Sumertime Aqaurium Lead

Summertime Science Part 1: How To Build A Freshwater Aquarium

Posted by Corey Hunt on June 7, 2024

Got kids at home this summer? Then you'll love this summertime science series by outdoor mom, Corey Hunt. In this first article, she shares how to make a freshwater aquarium to observe the wonders of aquatic life in your area.

Every summer, our family takes evening strolls to the creek behind our house. This creek is just deep enough to hold several pockets of bream along its banks. 

When the weather warms up, the water level drops just enough that when we stand very still we can see the bream rise to the surface to look for food and then dip back down to wait for more to pass. 

Occasionally in the evenings, we are successful and will catch some of these bream with our fly rods. 

On one of these trips, my kids talked me into keeping one of these bream as a summertime pet. Before we brought any fish into our home, we needed to put together a habitat that mimicked our creek.


Here is a step-by-step guide on how to set up a freshwater aquarium in your home if you bring a critter home with you.

1. Know the rules

Each state has different rules for keeping fish and other aquatic species. Before taking anything out of a body of water, check your state’s Department of Natural Resources page to determine if it’s legal.

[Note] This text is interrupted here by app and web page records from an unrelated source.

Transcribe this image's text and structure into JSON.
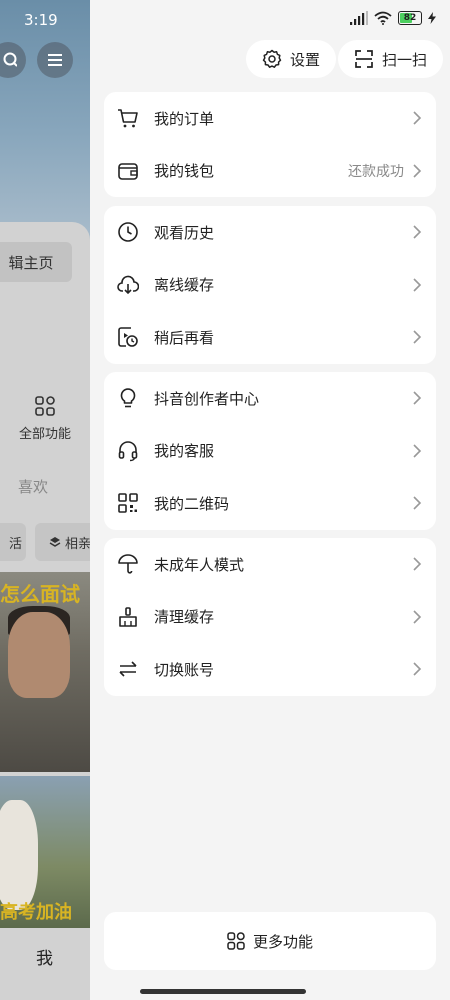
{
  "background": {
    "time": "3:19",
    "edit_profile": "辑主页",
    "all_functions": "全部功能",
    "likes_tab": "喜欢",
    "chip_1": "活",
    "chip_2": "相亲",
    "video_1_caption": "怎么面试",
    "video_2_caption": "高考加油",
    "nav_me": "我"
  },
  "status_bar": {
    "battery": "82"
  },
  "top_buttons": {
    "settings": "设置",
    "scan": "扫一扫"
  },
  "groups": [
    {
      "items": [
        {
          "label": "我的订单",
          "icon": "cart-icon"
        },
        {
          "label": "我的钱包",
          "icon": "wallet-icon",
          "extra": "还款成功"
        }
      ]
    },
    {
      "items": [
        {
          "label": "观看历史",
          "icon": "clock-icon"
        },
        {
          "label": "离线缓存",
          "icon": "cloud-download-icon"
        },
        {
          "label": "稍后再看",
          "icon": "watch-later-icon"
        }
      ]
    },
    {
      "items": [
        {
          "label": "抖音创作者中心",
          "icon": "lightbulb-icon"
        },
        {
          "label": "我的客服",
          "icon": "headset-icon"
        },
        {
          "label": "我的二维码",
          "icon": "qrcode-icon"
        }
      ]
    },
    {
      "items": [
        {
          "label": "未成年人模式",
          "icon": "umbrella-icon"
        },
        {
          "label": "清理缓存",
          "icon": "broom-icon"
        },
        {
          "label": "切换账号",
          "icon": "switch-icon"
        }
      ]
    }
  ],
  "more_functions": "更多功能",
  "colors": {
    "drawer_bg": "#f4f4f4",
    "card_bg": "#ffffff",
    "battery_green": "#4ccf5f",
    "caption_yellow": "#d8b423"
  }
}
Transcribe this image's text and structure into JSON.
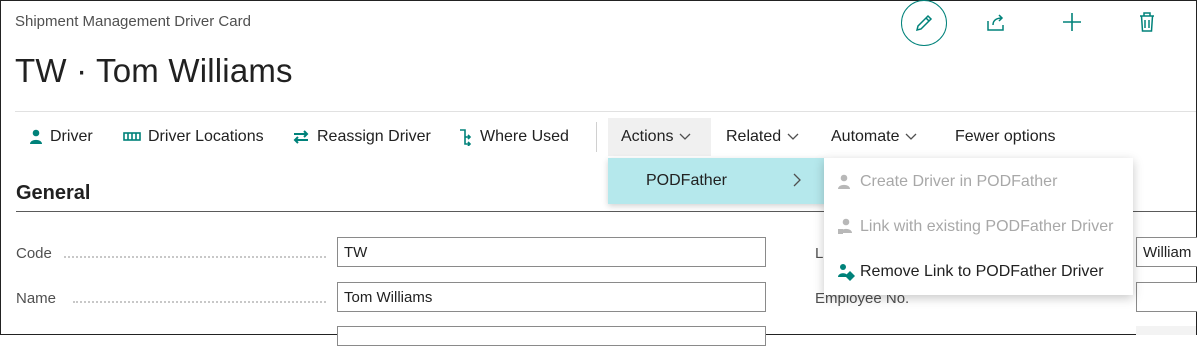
{
  "page": {
    "caption": "Shipment Management Driver Card",
    "title": "TW · Tom Williams"
  },
  "header_actions": [
    "pencil-icon",
    "share-icon",
    "plus-icon",
    "trash-icon"
  ],
  "ribbon": {
    "driver": "Driver",
    "driver_locations": "Driver Locations",
    "reassign_driver": "Reassign Driver",
    "where_used": "Where Used",
    "actions": "Actions",
    "related": "Related",
    "automate": "Automate",
    "fewer_options": "Fewer options"
  },
  "section": {
    "general": "General"
  },
  "fields": {
    "code_label": "Code",
    "code_value": "TW",
    "name_label": "Name",
    "name_value": "Tom Williams",
    "last_name_label": "La",
    "last_name_value": "William",
    "employee_no_label": "Employee No."
  },
  "menu": {
    "submenu_label": "PODFather",
    "items": [
      {
        "label": "Create Driver in PODFather",
        "enabled": false
      },
      {
        "label": "Link with existing PODFather Driver",
        "enabled": false
      },
      {
        "label": "Remove Link to PODFather Driver",
        "enabled": true
      }
    ]
  },
  "colors": {
    "accent": "#00827a",
    "submenu_highlight": "#b5e8ec",
    "disabled_text": "#a8a8a8"
  }
}
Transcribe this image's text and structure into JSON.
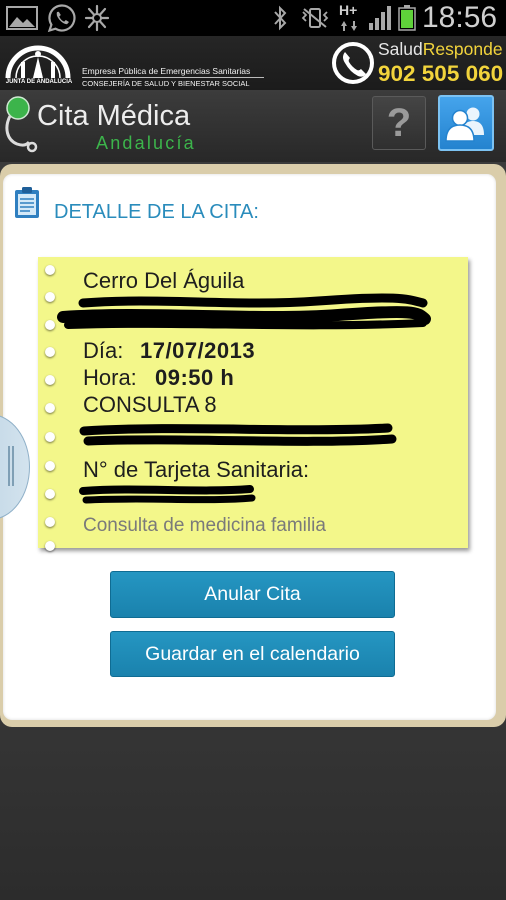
{
  "status_bar": {
    "time": "18:56",
    "network_type": "H+",
    "icons": {
      "notifications": [
        "gallery-icon",
        "whatsapp-icon",
        "burst-icon"
      ],
      "system": [
        "bluetooth-icon",
        "vibrate-icon",
        "signal-icon",
        "battery-icon"
      ]
    }
  },
  "banner": {
    "junta_logo_text": "JUNTA DE ANDALUCIA",
    "org_line1": "Empresa Pública de Emergencias Sanitarias",
    "org_line2": "CONSEJERÍA DE SALUD Y BIENESTAR SOCIAL",
    "service_name_part1": "Salud",
    "service_name_part2": "Responde",
    "service_phone": "902 505 060",
    "icons": {
      "emblem": "junta-emblem-icon",
      "service": "phone-ring-icon"
    }
  },
  "app_bar": {
    "title": "Cita Médica",
    "subtitle": "Andalucía",
    "help_label": "?",
    "icons": {
      "logo": "stethoscope-icon",
      "help": "help-icon",
      "profile": "users-icon"
    }
  },
  "appointment": {
    "heading": "DETALLE DE LA CITA:",
    "health_center": "Cerro Del Águila",
    "day_label": "Día:",
    "day_value": "17/07/2013",
    "time_label": "Hora:",
    "time_value": "09:50 h",
    "room": "CONSULTA 8",
    "health_card_label": "N° de Tarjeta Sanitaria:",
    "service": "Consulta de medicina familia",
    "icons": {
      "heading": "clipboard-icon"
    }
  },
  "actions": {
    "cancel_label": "Anular Cita",
    "save_calendar_label": "Guardar en el calendario"
  },
  "colors": {
    "heading": "#2a8cbc",
    "note": "#f3f78a",
    "button": "#1d8ab6",
    "brand_green": "#3cb44b",
    "brand_yellow": "#f2d43c",
    "profile_button": "#2f8fd8",
    "battery": "#5fd13a"
  }
}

2. Decide on a species

Small fish require less oxygen and do better being transported from one environment to the next. If your fish tank is small, the creatures you house will also have to be small.

Crayfish, lizards and minnows do better in tanks that are 10-20 gallons in size. We decided on a twenty-gallon tank based on the size of the bluegill in our creek.

3. Create a habitat

First, make sure the aquarium is in a spot that will be shaded during the day, summer temperatures are too hot for fish in the sun.

Next, fill the bottom of the aquarium with sand and small pebbles. Place larger rocks around the tank so the fish feels safe and has a place to hide.

If you are keeping lizards or amphibians, make sure they have a dry rock and can get out of the water from time to time. A ramp, made with pebbles or rocks, is helpful for accomplishing this.


4. Water source

Next, ideally fill the aquarium using the water source where you found your creature.

For our bluegill, we took several gallon buckets back and forth to the creek until we had filled the tank.

If there isn’t enough water at the source, you can use tap water but make sure to treat it with a water conditioner from a pet store to ensure no harmful chemicals like chlorine or chloramine are present.

5. Oxygen

Fish absorb oxygen from the water through their gills. For a freshwater aquarium to function properly, you will need to purchase an aerator from a local pet store.

We placed ours under one of the large rocks on the bottom of the tank.

6. Catch a fish

Since we had been taking regular walks, we knew where the small fish were lurking. Small fish can be trickier to catch, so make sure the hook size is small (small enough to fit in their mouth and get back out easily) and clip the barbs off so it doesn’t hurt them.

Our bream love crickets, so we caught our summer pet on a dry fly hopper pattern and plopped him in a sand castle bucket filled with creek water for easy transport.


7. Food

If your fish is the size of a minnow or goldfish, you may be able to feed it fish food from a local pet store. Our bluegill, which the kids named Spike, was about the size of the palm of our hand.

Luckily, we had a homemade worm farm that provided all the food Spike could possibly want. We started off feeding Spike one worm twice a day, which was too frequent.

The cage got dirty and we were forced to search the internet for remedies. After purchasing a filter for the aquarium and cutting Spike back to once-a-day feedings, the water cleared up and Spike endured.

I wish we had measured Spike before we started feeding him at the house, but it seemed like he grew a lot in the two months he stayed with us.

Freshwater aquariums are a fun way to bring science home during the summer and are also a good way to teach children about different creatures and their environments.

Get More Summertime Family Fun Activities and Advice from Corey, in:

Free Download: How Country Life Makes Children Strong and Resilient

Corey Hunt

Corey Hunt is an award-winning freelance outdoor writer and photographer from the upstate of South Carolina, where she lives with her husband and two children. Her work has appeared in publications such as Dun Magazine, South Carolina Wildlife and other online publications. More on Corey’s writing can be found on the blog she writes with her husband,

Want more from our blog? Subscribe to Rethink:Rural here

Subscribe to get all of our latest content sent directly to your inbox, or contact us directly with any questions you have.

Subscribe Here